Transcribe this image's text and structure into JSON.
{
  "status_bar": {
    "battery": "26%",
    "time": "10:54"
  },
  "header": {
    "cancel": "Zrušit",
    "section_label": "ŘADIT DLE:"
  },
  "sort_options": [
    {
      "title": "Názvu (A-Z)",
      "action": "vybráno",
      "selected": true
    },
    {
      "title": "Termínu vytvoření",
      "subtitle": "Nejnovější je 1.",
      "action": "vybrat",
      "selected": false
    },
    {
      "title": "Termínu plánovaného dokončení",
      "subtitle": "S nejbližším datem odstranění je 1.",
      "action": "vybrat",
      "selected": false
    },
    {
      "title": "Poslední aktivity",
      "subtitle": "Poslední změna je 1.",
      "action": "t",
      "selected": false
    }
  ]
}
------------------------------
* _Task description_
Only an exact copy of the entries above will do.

* _Solved problem_
Transcribe this image's text and structure into JSON.
{
  "status_bar": {
    "battery": "26%",
    "time": "10:54"
  },
  "header": {
    "cancel": "Zrušit",
    "section_label": "ŘADIT DLE:"
  },
  "sort_options": [
    {
      "title": "Názvu (A-Z)",
      "action": "vybráno",
      "selected": true
    },
    {
      "title": "Termínu vytvoření",
      "subtitle": "Nejnovější je 1.",
      "action": "vybrat",
      "selected": false
    },
    {
      "title": "Termínu plánovaného dokončení",
      "subtitle": "S nejbližším datem odstranění je 1.",
      "action": "vybrat",
      "selected": false
    },
    {
      "title": "Poslední aktivity",
      "subtitle": "Poslední změna je 1.",
      "action": "t",
      "selected": false
    }
  ]
}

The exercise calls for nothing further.